I first attempted my way with rilette this summer. My bestie, Julia, and I were so lucky we were offered to borrow my uncle’s farm house for two weeks, in exchange for flower-watering. The place is truly beautiful – possibly one of my favourite places in the whole world. The farm dates back several 100 years and has had some historical battles go down there. It’s located on peninsula in the beautiful area of Limfjorden, and comes complete with livestock, ghosts, lake, beach, forrest, heath, viking graves, apple-grove and amazing wildlife. As if that wasn’t enough, my uncle was so generous to leave behind a freezer full of lamb from the property and locally shot game.
So, when my boyfriend decided to come visit the little paradise for my birthday, I just HAD to make some of the jewels of the freezer into pots of concentrated meat happiness (sorry to the vegetarians out there). So I cooked up a venison rilette, bought some local cheese, made a chutney, got out the wine and we all sat down in front of the fireplace a late evening and tucked in. The whole process, including the consumption, took hours and that is really what rilette is about, and why its such a great representation of the food I love. Simple, easy, slow and incredibly satisfying.
Therefore – when a desperate friend gave up on the 4 rabbits her boyfriend had brought back from hunting, I gladly accepted them in return for a dinner, and once again my good friend rilette and I had a little rendezvous. It’s simple French cooking at it’s best and it is really super easy! What makes it even better is that in sterilised jars and with a lid of fat, these bad boys can keep in your fridge for months and only get better. You get about 4 big jars with this recipe, so I ate one right away, brought one to a family get-together and shared the last one with a good friend over a glass of wine and lots of conversation just a few nights ago.
If you don’t have rabbit, make it with any other flavourful meat – the fattier the better, but even rabbit which is extremely lean can be used with a little bit of help from it’s chubby friend, the duck. You can make this recipe any time of the year really – it is great for cold nights infront of the fire, but just as suitable as a picnic dish in the summer!
I used 4 rabbits because it is what I had. You can easily use less, just adjust the recipe equivalently. If you have another type of meat, go ahead and use that. If it’s very fatty (duck, or a piece of fatty lamb or pork) leave out some or all of the duck fat!

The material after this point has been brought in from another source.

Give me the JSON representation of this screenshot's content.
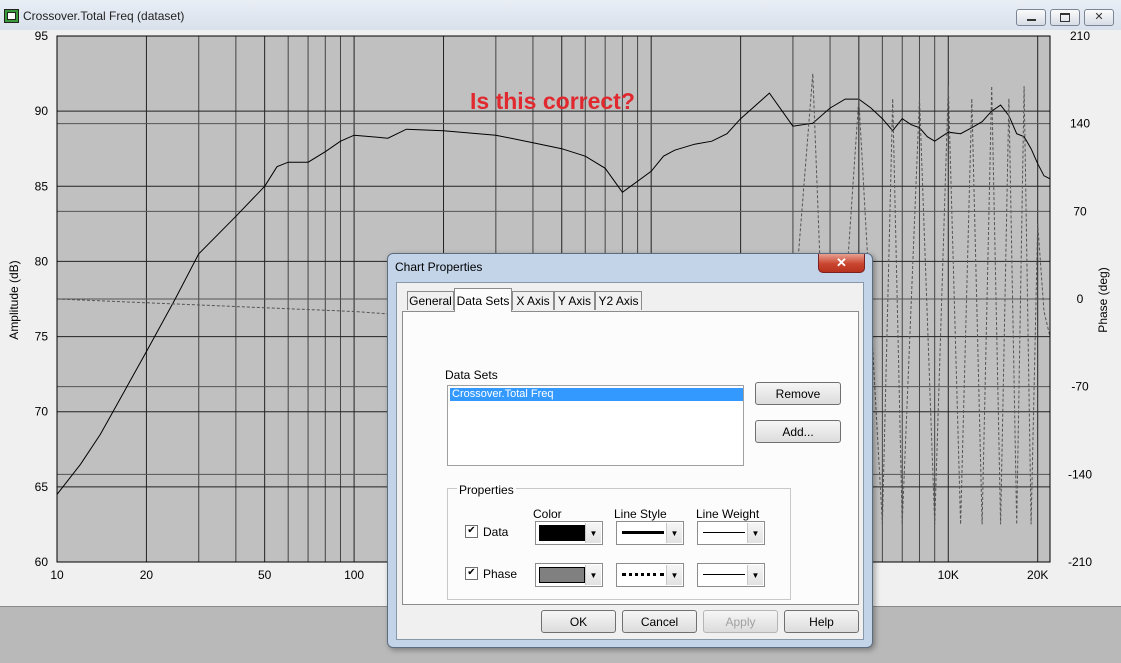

4 whole rabbits
400 grams of duck fat
2-3 litres of chicken stock
15 juniper berries
15 black peppercorns
5 star anis
10 whole cloves
A big bundle of fresh herbs of choice
1 whole garlic
1/2 of a grated nutmeg
2 teaspoons of dried thyme
2 tablespoons of dijon mustard
Salt & black pepper
1. Chop each of your rabbit into 4 pieces; 2 thighs, body and upper body. Leave the bones in! Put the meat in a big, thick-bottomed pot, together with the duck fat, juniper berries, peppercorns, herbs, bay-leaves, cloves and the whole garlic.
2. Pour in as much chicken stock as it takes to cover the rabbit, and bring to the boil. When it’s boiling, turn the heat down to a low simmer and put the lid on.
3. Leave it cooking untill the meat starts falling off the bones. Should be approximately 3 hours.
4. Separate the meat from the juices using a sieve. But keep the juices!
5. When the rabbit has cooled, get down and dirty and pick of all the meat from the bones. Shred with 2 forks.
6. Turn to your cooled cooking liquid; separate the fat from the stock. It should be easy, as the fat creates a solid white lid on top of the liquid when cooled. Add approximately 1/2 cup of stock and 2 big tablespoons of the fat to the rabbit. Mix well
7. Season with however many of the cooked garlic cloves as you fancy, the nutmeg, mustard, thyme and salt and pepper. Be careful with the seasoning – it will be a bit bland in the beginning, but after a few days in the fridge the flavours will really come out.
8. Sterilise your glasses with boiling water, and spoon the mixture into the jars. Press out all the air with your spoon, making sure the mixture is packed tightly. Leave a bit of space on top.
9. Heat the remaining fat in the microwave or in a pot until it is steaming hot. Pour it over each of the glasses untill it forms a lid of approximately 1 centimeter.
10. Put in the fridge and eat anytime! If the jars are properly sterilised and sealed without any air pockets, this can keep for several months in the fridge.
11. Serve with crusty bread, accompanied by dijon mustard, cornichons and maybe a chutney of your choice.